Software development does not exist in a vacuum. Every software solution exists to meet the needs of its users, whether they interact with it constantly as part of their job, or are a customer of an online shop that will use it only once but wants to enjoy the experience.
Good user requirements not only tell developers what they should be building in sufficient detail, but also explain why the functionality is needed. In contrast, badly written user requirements lead to confusion and waste. So why do we keep getting them?
During his presentation, Mark shares his thoughts on what user requirement really means, what a good user requirement should and should not include, what a bad user requirement looks like, how you can deal with it, and why every member of a development team should be prepared to take a user's point of view.

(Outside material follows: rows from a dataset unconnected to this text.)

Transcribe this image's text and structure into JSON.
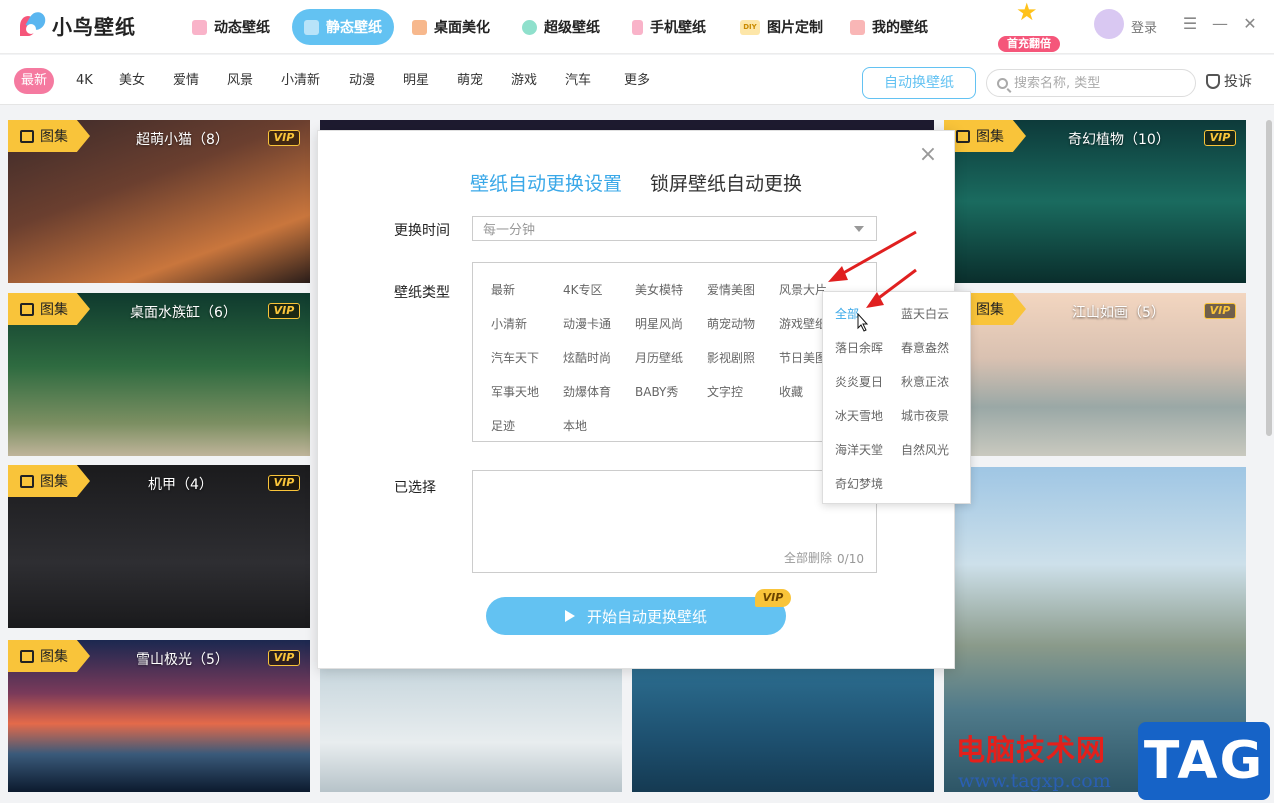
{
  "app": {
    "name": "小鸟壁纸",
    "login": "登录"
  },
  "nav": [
    {
      "label": "动态壁纸",
      "color": "#f57aa0"
    },
    {
      "label": "静态壁纸",
      "color": "#ffffff"
    },
    {
      "label": "桌面美化",
      "color": "#f5954a"
    },
    {
      "label": "超级壁纸",
      "color": "#3cc7a6"
    },
    {
      "label": "手机壁纸",
      "color": "#f57aa0"
    },
    {
      "label": "图片定制",
      "color": "#f9c43a",
      "icon_text": "DIY"
    },
    {
      "label": "我的壁纸",
      "color": "#f58a8a"
    }
  ],
  "promo": {
    "label": "首充翻倍"
  },
  "categories": [
    "最新",
    "4K",
    "美女",
    "爱情",
    "风景",
    "小清新",
    "动漫",
    "明星",
    "萌宠",
    "游戏",
    "汽车",
    "更多"
  ],
  "toolbar": {
    "auto_label": "自动换壁纸",
    "search_placeholder": "搜索名称, 类型",
    "report_label": "投诉"
  },
  "cards": [
    {
      "badge": "图集",
      "title": "超萌小猫（8）",
      "vip": "VIP"
    },
    {
      "badge": "图集",
      "title": "桌面水族缸（6）",
      "vip": "VIP"
    },
    {
      "badge": "图集",
      "title": "机甲（4）",
      "vip": "VIP"
    },
    {
      "badge": "图集",
      "title": "雪山极光（5）",
      "vip": "VIP"
    },
    {
      "badge": "图集",
      "title": "奇幻植物（10）",
      "vip": "VIP"
    },
    {
      "badge": "图集",
      "title": "江山如画（5）",
      "vip": "VIP"
    }
  ],
  "dialog": {
    "tab_active": "壁纸自动更换设置",
    "tab_inactive": "锁屏壁纸自动更换",
    "interval_label": "更换时间",
    "interval_value": "每一分钟",
    "type_label": "壁纸类型",
    "types": [
      "最新",
      "4K专区",
      "美女模特",
      "爱情美图",
      "风景大片",
      "小清新",
      "动漫卡通",
      "明星风尚",
      "萌宠动物",
      "游戏壁纸",
      "汽车天下",
      "炫酷时尚",
      "月历壁纸",
      "影视剧照",
      "节日美图",
      "军事天地",
      "劲爆体育",
      "BABY秀",
      "文字控",
      "收藏",
      "足迹",
      "本地"
    ],
    "selected_label": "已选择",
    "clear_label": "全部删除",
    "count": "0/10",
    "start_label": "开始自动更换壁纸",
    "start_vip": "VIP"
  },
  "submenu": [
    "全部",
    "蓝天白云",
    "落日余晖",
    "春意盎然",
    "炎炎夏日",
    "秋意正浓",
    "冰天雪地",
    "城市夜景",
    "海洋天堂",
    "自然风光",
    "奇幻梦境"
  ],
  "watermark": {
    "line1": "电脑技术网",
    "line2": "www.tagxp.com",
    "tag": "TAG"
  }
}
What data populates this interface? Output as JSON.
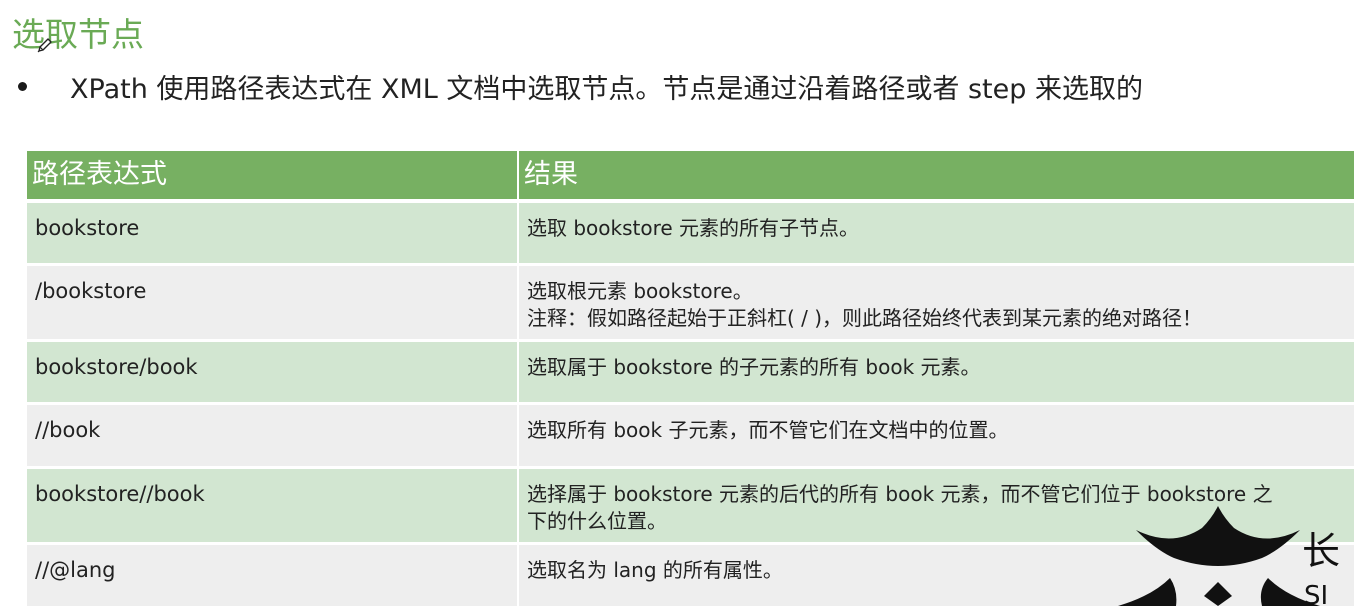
{
  "slide": {
    "title": "选取节点",
    "bullet_text": "XPath 使用路径表达式在 XML 文档中选取节点。节点是通过沿着路径或者 step 来选取的"
  },
  "table": {
    "headers": [
      "路径表达式",
      "结果"
    ],
    "rows": [
      {
        "expression": "bookstore",
        "result_lines": [
          "选取 bookstore 元素的所有子节点。"
        ]
      },
      {
        "expression": "/bookstore",
        "result_lines": [
          "选取根元素 bookstore。",
          "注释：假如路径起始于正斜杠( / )，则此路径始终代表到某元素的绝对路径！"
        ]
      },
      {
        "expression": "bookstore/book",
        "result_lines": [
          "选取属于 bookstore 的子元素的所有 book 元素。"
        ]
      },
      {
        "expression": "//book",
        "result_lines": [
          "选取所有 book 子元素，而不管它们在文档中的位置。"
        ]
      },
      {
        "expression": "bookstore//book",
        "result_lines": [
          "选择属于 bookstore 元素的后代的所有 book 元素，而不管它们位于 bookstore 之",
          "下的什么位置。"
        ]
      },
      {
        "expression": "//@lang",
        "result_lines": [
          "选取名为 lang 的所有属性。"
        ]
      }
    ]
  },
  "logo": {
    "text_fragment": "长",
    "text_fragment_2": "SI"
  },
  "colors": {
    "title_green": "#6aaa55",
    "header_green": "#77b062",
    "row_green": "#d2e6d1",
    "row_gray": "#eeeeee"
  }
}
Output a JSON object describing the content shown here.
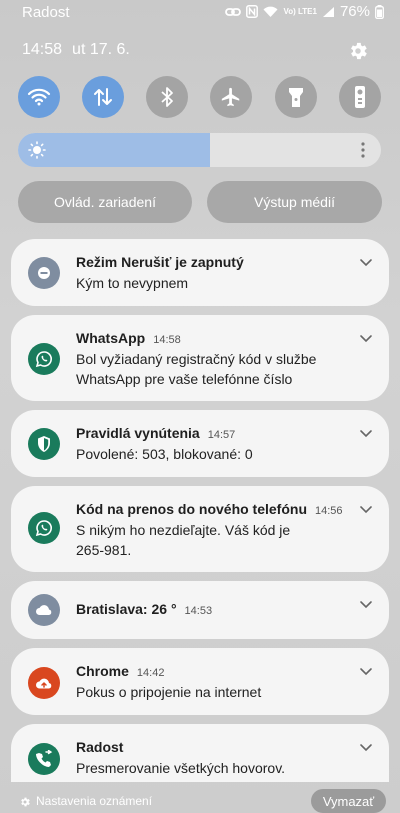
{
  "status_bar": {
    "carrier": "Radost",
    "network_label": "Vo) LTE1",
    "battery_percent": "76%"
  },
  "header": {
    "time": "14:58",
    "date": "ut 17. 6."
  },
  "quick_settings": [
    {
      "name": "wifi",
      "on": true
    },
    {
      "name": "mobile-data",
      "on": true
    },
    {
      "name": "bluetooth",
      "on": false
    },
    {
      "name": "airplane-mode",
      "on": false
    },
    {
      "name": "flashlight",
      "on": false
    },
    {
      "name": "remote-control",
      "on": false
    }
  ],
  "brightness": {
    "level_percent": 53
  },
  "shortcuts": {
    "device_control": "Ovlád. zariadení",
    "media_output": "Výstup médií"
  },
  "notifications": [
    {
      "title": "Režim Nerušiť je zapnutý",
      "time": "",
      "body": [
        "Kým to nevypnem"
      ],
      "icon": "minus-circle-icon",
      "icon_color": "#7f8da0"
    },
    {
      "title": "WhatsApp",
      "time": "14:58",
      "body": [
        "Bol vyžiadaný registračný kód v službe",
        "WhatsApp pre vaše telefónne číslo"
      ],
      "icon": "whatsapp-icon",
      "icon_color": "#1a7b5c"
    },
    {
      "title": "Pravidlá vynútenia",
      "time": "14:57",
      "body": [
        "Povolené: 503, blokované: 0"
      ],
      "icon": "shield-icon",
      "icon_color": "#1a7b5c"
    },
    {
      "title": "Kód na prenos do nového telefónu",
      "time": "14:56",
      "body": [
        "S nikým ho nezdieľajte. Váš kód je",
        "265-981."
      ],
      "icon": "whatsapp-icon",
      "icon_color": "#1a7b5c"
    },
    {
      "title": "Bratislava: 26 °",
      "time": "14:53",
      "body": [],
      "icon": "cloud-icon",
      "icon_color": "#7f8da0"
    },
    {
      "title": "Chrome",
      "time": "14:42",
      "body": [
        "Pokus o pripojenie na internet"
      ],
      "icon": "cloud-upload-icon",
      "icon_color": "#d9471f"
    },
    {
      "title": "Radost",
      "time": "",
      "body": [
        "Presmerovanie všetkých hovorov."
      ],
      "icon": "call-forward-icon",
      "icon_color": "#1a7b5c"
    }
  ],
  "footer": {
    "settings_label": "Nastavenia oznámení",
    "clear_label": "Vymazať"
  }
}
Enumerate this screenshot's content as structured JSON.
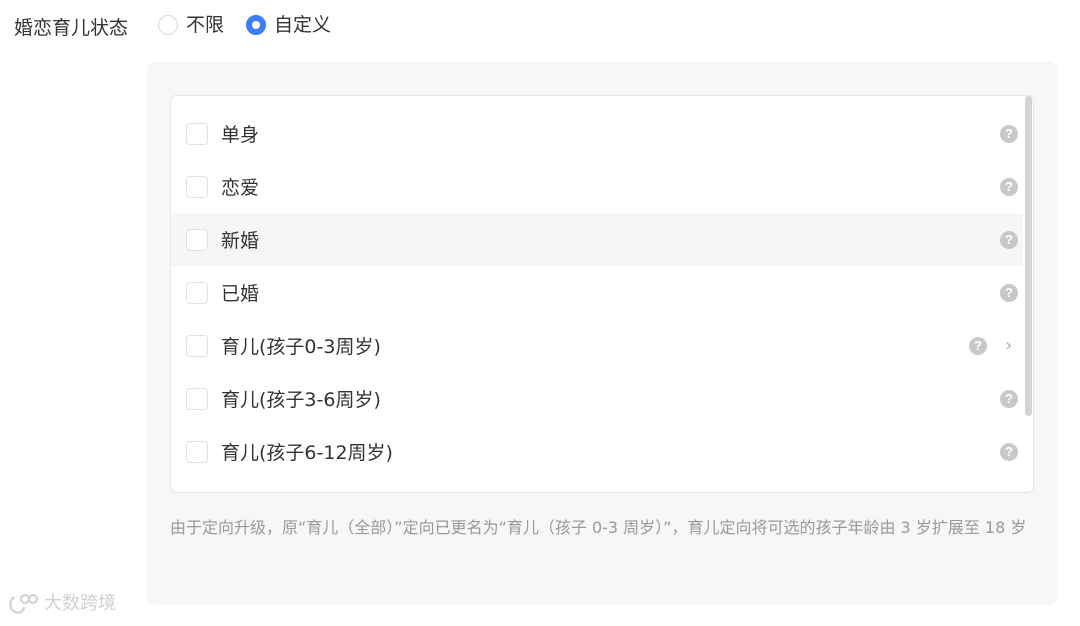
{
  "field": {
    "label": "婚恋育儿状态",
    "options": [
      {
        "label": "不限",
        "checked": false
      },
      {
        "label": "自定义",
        "checked": true
      }
    ]
  },
  "list": {
    "items": [
      {
        "label": "单身",
        "checked": false,
        "has_submenu": false
      },
      {
        "label": "恋爱",
        "checked": false,
        "has_submenu": false
      },
      {
        "label": "新婚",
        "checked": false,
        "has_submenu": false,
        "hovered": true
      },
      {
        "label": "已婚",
        "checked": false,
        "has_submenu": false
      },
      {
        "label": "育儿(孩子0-3周岁)",
        "checked": false,
        "has_submenu": true
      },
      {
        "label": "育儿(孩子3-6周岁)",
        "checked": false,
        "has_submenu": false
      },
      {
        "label": "育儿(孩子6-12周岁)",
        "checked": false,
        "has_submenu": false
      }
    ],
    "help_glyph": "?",
    "chevron_glyph": "›"
  },
  "note": "由于定向升级，原“育儿（全部）”定向已更名为“育儿（孩子 0-3 周岁）”，育儿定向将可选的孩子年龄由 3 岁扩展至 18 岁",
  "watermark": {
    "text": "大数跨境"
  },
  "colors": {
    "accent": "#3d7cf5",
    "muted_text": "#999999",
    "panel_bg": "#f7f7f7"
  }
}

Mark thrives on creating interactive web applications which focus on meeting their users' real needs first. He draws on wider soft skills and technical experience from his earlier career as a business consultant to make an impact on all aspects of his projects. Outside of work, he enjoys running through sunlit forests and playing board games with his children.